When Haley and Brandon were young, it also meant that some Christmas mornings were at 4 a.m. before dad left for work at 6 a.m. — or after he finished a shift and before he went to sleep.
“If he was asleep after an all-night shift, the kids would have to be quiet while playing with new Christmas toys,” Teresa says. “But they were so great and appreciative that their dad did what he did.”
In fact, as the Beebe children look back at their childhood, they shared with Teresa how much they liked “sharing” their dad with others who needed him during those hard holidays.
Despite the scheduling challenges, though, the Beebes always hit the holidays hard. There is family, food and fun. Some of the fun even allows Troy to use his police training to gain an advantage over family members.
Teresa’s father was raised in Denmark and her family has always eaten rice pudding as part of their holiday heritage. Teresa’s mother hides a whole almond in one of the servings and the lucky recipient of the almond gets an extra present.
“I do a full scale investigation on each of those servings,” Troy says. “We take it seriously.”
Troy and Teresa also host a gingerbread and cookie decorating night with nieces and nephews.
And now, they get to do all of this with two beautiful granddaughters.
“They are the most beautiful granddaughters you can imagine,” Teresa says. “They have taken the holidays to a whole new level for us.”
The two granddaughters — 2-year-old Mae and 7-month-old Elsie — are the daughters of Haley and her husband, Logan Miner. And these two new family members are game-changers.
“There’s a whole different level of excitement now that we have those grandkids,” Troy says. “It’s fun to see the compounding joy that comes from seeing your kids with their kids.”
For the Beebes, Christmas is also a time of celebrating the birth and mission of Jesus Christ. In fact, when Troy is mired in grime of policing, he finds perspective from his faith.
“My testimony is special to me,” Troy says. “I have to treat people the way Jesus Christ would treat them. That is at the heart of what I try to do. That speaks to all levels of policing.”
And it speaks to how the Beebes treat each other, too.
“For us, Christmas isn’t about a certain day or certain schedule,” Teresa says. “It happens when we can be with our family — with the people we love. The rest of it is flexible.”
A Tough Time for the Blue
The social unrest of last summer and increased scrutiny on police officers has changed things for police families, including the Beebes. In fact, in true Troy Beebe style, he focuses on what can be learned in trying times.
“We’ve developed a public order team and we have equipment and training in diversity and how to maintain a neutral viewpoint,” he says. “When we’re in uniform, we’re unbiased fact finders.
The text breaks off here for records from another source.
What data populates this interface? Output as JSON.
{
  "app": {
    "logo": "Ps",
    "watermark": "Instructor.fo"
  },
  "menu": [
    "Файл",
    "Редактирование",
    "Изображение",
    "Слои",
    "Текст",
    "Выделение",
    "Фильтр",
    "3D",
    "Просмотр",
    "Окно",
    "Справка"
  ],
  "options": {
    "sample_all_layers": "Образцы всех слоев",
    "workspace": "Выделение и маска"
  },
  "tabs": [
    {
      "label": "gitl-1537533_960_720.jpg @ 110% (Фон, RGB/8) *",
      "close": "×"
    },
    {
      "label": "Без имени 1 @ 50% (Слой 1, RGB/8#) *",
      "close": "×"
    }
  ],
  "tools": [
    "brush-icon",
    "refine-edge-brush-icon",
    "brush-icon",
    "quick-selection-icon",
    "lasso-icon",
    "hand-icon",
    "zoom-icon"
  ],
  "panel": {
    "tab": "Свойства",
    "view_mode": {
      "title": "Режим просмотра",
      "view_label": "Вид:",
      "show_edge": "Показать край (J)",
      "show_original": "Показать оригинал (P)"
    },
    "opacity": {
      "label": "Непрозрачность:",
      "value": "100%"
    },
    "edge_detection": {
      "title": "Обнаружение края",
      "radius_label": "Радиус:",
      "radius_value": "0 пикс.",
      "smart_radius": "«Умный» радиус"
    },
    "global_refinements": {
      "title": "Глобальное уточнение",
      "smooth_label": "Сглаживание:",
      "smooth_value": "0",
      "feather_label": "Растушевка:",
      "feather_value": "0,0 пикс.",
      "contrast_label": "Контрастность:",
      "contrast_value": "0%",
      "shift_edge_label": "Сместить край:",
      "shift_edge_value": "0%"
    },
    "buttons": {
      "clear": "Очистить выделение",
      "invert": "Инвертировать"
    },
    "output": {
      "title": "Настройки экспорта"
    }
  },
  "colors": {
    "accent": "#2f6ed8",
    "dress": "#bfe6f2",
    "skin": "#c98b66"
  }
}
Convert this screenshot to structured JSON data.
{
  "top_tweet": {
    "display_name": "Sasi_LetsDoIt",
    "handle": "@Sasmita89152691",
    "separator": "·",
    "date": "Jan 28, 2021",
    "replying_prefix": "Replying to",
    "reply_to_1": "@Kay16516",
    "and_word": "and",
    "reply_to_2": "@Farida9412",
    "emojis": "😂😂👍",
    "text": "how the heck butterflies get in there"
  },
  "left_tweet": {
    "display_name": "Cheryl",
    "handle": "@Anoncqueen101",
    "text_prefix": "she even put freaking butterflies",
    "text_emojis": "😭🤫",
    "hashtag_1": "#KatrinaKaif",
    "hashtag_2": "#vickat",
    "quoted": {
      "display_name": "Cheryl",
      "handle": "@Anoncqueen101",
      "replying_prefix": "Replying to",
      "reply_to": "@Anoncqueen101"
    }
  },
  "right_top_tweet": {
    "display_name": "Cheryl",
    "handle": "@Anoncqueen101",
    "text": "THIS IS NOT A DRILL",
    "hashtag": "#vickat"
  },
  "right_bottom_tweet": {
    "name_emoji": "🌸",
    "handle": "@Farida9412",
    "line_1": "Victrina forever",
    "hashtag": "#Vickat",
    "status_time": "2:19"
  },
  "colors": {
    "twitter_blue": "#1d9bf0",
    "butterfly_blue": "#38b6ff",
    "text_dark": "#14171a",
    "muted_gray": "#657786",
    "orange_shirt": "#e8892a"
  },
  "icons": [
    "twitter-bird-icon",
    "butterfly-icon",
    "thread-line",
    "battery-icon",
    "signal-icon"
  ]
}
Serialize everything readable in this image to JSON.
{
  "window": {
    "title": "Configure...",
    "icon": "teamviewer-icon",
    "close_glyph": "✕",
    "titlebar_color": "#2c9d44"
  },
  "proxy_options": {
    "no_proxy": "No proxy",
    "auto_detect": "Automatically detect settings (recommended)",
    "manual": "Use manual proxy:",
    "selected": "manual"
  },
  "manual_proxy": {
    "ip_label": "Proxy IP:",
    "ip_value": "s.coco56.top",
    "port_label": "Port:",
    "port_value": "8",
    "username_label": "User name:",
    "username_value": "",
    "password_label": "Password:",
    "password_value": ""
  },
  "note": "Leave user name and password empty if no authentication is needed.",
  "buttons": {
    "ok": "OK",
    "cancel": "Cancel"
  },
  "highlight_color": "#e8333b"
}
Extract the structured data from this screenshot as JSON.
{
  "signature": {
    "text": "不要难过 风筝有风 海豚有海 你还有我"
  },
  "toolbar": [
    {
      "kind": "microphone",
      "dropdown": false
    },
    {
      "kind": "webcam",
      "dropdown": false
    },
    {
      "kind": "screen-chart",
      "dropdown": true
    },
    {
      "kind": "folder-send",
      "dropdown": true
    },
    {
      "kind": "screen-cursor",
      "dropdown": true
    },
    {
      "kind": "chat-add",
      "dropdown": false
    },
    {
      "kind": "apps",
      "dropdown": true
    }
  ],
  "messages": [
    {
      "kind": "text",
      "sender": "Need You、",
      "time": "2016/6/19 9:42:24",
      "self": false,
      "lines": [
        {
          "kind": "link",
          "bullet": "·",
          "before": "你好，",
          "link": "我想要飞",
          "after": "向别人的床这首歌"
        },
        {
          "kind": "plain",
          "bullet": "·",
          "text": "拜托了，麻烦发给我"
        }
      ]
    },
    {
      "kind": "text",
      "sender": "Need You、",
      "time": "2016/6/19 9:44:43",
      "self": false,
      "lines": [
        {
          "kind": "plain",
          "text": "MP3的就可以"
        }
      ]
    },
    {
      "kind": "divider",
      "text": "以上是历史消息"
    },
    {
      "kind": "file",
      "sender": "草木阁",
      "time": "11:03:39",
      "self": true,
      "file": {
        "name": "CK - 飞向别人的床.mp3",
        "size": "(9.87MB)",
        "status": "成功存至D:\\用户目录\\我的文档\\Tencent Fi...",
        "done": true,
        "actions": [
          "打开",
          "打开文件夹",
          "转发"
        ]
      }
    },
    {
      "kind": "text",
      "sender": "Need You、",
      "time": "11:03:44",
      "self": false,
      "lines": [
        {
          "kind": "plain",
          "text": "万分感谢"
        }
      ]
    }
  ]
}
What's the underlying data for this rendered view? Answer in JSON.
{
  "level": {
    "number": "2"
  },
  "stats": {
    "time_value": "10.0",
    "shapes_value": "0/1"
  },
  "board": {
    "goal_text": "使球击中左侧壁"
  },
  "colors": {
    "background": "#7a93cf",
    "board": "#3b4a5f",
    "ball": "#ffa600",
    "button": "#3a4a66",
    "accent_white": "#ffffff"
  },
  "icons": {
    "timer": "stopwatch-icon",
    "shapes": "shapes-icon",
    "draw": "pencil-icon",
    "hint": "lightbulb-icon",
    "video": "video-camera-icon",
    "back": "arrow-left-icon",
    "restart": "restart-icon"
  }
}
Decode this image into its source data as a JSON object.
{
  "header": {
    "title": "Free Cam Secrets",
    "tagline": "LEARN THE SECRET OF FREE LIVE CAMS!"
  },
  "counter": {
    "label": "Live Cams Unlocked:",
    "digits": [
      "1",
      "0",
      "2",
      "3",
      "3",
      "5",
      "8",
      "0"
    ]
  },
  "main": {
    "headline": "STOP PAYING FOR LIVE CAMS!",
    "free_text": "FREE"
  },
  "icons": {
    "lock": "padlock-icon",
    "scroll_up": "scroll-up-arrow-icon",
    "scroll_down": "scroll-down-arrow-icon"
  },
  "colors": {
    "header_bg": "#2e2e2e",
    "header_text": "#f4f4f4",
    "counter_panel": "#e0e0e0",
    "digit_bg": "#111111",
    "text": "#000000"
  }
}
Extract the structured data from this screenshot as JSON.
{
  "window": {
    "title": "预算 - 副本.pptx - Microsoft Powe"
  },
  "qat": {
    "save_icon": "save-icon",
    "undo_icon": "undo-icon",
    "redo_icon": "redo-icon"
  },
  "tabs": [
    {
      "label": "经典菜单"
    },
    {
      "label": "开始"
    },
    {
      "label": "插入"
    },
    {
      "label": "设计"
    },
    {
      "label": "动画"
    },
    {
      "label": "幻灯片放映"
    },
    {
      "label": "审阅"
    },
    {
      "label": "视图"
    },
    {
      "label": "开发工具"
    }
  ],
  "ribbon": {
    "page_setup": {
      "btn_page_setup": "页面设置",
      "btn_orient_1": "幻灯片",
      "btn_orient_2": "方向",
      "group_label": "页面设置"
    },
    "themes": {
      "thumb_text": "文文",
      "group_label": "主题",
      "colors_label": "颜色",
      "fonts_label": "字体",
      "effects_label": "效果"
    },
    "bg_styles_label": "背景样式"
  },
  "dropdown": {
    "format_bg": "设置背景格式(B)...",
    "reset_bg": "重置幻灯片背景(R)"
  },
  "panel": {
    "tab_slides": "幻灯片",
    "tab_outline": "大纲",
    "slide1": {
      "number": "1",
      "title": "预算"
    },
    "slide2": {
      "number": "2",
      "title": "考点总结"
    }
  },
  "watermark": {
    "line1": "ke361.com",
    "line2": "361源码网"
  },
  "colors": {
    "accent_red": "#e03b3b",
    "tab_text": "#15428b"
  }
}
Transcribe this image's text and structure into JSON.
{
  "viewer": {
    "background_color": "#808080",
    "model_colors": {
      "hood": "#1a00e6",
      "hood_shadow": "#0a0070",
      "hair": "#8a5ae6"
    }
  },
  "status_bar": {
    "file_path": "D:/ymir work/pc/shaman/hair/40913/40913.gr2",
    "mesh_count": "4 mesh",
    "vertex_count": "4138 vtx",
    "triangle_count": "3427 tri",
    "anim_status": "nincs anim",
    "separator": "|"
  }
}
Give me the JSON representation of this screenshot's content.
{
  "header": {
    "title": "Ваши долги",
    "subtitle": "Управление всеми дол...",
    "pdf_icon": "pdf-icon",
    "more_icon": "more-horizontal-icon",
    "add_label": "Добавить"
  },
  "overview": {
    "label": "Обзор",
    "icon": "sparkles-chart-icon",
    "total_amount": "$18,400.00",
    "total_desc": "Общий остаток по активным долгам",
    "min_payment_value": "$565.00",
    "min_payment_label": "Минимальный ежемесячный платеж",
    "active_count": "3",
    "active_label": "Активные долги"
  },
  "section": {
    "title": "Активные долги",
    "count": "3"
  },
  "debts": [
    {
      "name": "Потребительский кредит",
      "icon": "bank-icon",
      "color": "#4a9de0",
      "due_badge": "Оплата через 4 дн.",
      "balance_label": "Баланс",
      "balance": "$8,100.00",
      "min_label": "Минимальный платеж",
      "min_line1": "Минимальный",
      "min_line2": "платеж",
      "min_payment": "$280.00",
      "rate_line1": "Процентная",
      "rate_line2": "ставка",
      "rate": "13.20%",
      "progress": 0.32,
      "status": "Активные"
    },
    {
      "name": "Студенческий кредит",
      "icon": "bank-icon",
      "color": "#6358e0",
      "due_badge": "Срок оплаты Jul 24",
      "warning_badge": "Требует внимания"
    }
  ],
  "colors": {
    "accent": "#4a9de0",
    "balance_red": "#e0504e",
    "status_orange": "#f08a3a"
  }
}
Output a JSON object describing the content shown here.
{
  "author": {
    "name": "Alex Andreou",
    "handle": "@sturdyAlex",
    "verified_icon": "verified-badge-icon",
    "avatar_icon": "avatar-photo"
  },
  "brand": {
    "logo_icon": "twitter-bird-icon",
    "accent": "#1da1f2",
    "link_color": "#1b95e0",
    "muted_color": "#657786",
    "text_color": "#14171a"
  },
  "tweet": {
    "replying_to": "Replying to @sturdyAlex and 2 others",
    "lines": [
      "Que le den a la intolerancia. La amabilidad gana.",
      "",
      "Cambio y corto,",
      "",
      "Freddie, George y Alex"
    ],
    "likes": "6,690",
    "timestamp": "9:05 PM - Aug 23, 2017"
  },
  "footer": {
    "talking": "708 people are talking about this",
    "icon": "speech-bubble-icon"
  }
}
You have to wipe away any biases.”
For Teresa, it’s more personal.
“I wish that people would see that 99.9 percent of the officers out there have families who love them and that are praying for them to come home every single night,” she says. “They started this job because they want to help people, want to serve and want to make the world a better place.”
Ironically, Troy and other police officers take seriously their role as peacekeepers, protecting people’s right to protest — even to protest the police itself.